WHAT THIS TASK INVOLVES:
The whole answer is the data below, retyped exactly.

[Items from an interface collection]

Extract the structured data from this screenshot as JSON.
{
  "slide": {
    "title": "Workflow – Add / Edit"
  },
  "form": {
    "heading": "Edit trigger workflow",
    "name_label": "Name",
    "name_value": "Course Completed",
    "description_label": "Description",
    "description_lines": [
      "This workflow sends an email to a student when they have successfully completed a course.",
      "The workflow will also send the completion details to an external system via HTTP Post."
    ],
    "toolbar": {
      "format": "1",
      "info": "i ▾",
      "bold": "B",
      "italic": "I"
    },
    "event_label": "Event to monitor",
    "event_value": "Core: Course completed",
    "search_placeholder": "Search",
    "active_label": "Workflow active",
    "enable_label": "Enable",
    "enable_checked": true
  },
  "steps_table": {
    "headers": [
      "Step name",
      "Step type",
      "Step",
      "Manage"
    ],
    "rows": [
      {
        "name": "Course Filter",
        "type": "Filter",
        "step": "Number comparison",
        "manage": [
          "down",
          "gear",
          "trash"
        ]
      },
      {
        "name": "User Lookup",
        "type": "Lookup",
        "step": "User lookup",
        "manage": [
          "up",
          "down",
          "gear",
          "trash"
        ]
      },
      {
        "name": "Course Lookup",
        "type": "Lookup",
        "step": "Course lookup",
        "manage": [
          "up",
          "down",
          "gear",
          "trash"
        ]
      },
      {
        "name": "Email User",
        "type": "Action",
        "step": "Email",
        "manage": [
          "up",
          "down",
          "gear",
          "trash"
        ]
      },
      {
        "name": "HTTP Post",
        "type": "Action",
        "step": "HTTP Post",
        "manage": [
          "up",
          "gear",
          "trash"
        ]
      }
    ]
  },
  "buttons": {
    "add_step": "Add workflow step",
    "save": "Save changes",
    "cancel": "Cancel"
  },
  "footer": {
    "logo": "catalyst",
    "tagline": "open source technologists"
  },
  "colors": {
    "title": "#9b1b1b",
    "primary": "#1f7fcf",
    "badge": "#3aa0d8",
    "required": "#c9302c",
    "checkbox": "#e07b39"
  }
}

ANSWER FOR THIS EXERCISE:
Extract the structured data from this screenshot as JSON.
{
  "slide": {
    "title": "Workflow – Add / Edit"
  },
  "form": {
    "heading": "Edit trigger workflow",
    "name_label": "Name",
    "name_value": "Course Completed",
    "description_label": "Description",
    "description_lines": [
      "This workflow sends an email to a student when they have successfully completed a course.",
      "The workflow will also send the completion details to an external system via HTTP Post."
    ],
    "toolbar": {
      "format": "1",
      "info": "i ▾",
      "bold": "B",
      "italic": "I"
    },
    "event_label": "Event to monitor",
    "event_value": "Core: Course completed",
    "search_placeholder": "Search",
    "active_label": "Workflow active",
    "enable_label": "Enable",
    "enable_checked": true
  },
  "steps_table": {
    "headers": [
      "Step name",
      "Step type",
      "Step",
      "Manage"
    ],
    "rows": [
      {
        "name": "Course Filter",
        "type": "Filter",
        "step": "Number comparison",
        "manage": [
          "down",
          "gear",
          "trash"
        ]
      },
      {
        "name": "User Lookup",
        "type": "Lookup",
        "step": "User lookup",
        "manage": [
          "up",
          "down",
          "gear",
          "trash"
        ]
      },
      {
        "name": "Course Lookup",
        "type": "Lookup",
        "step": "Course lookup",
        "manage": [
          "up",
          "down",
          "gear",
          "trash"
        ]
      },
      {
        "name": "Email User",
        "type": "Action",
        "step": "Email",
        "manage": [
          "up",
          "down",
          "gear",
          "trash"
        ]
      },
      {
        "name": "HTTP Post",
        "type": "Action",
        "step": "HTTP Post",
        "manage": [
          "up",
          "gear",
          "trash"
        ]
      }
    ]
  },
  "buttons": {
    "add_step": "Add workflow step",
    "save": "Save changes",
    "cancel": "Cancel"
  },
  "footer": {
    "logo": "catalyst",
    "tagline": "open source technologists"
  },
  "colors": {
    "title": "#9b1b1b",
    "primary": "#1f7fcf",
    "badge": "#3aa0d8",
    "required": "#c9302c",
    "checkbox": "#e07b39"
  }
}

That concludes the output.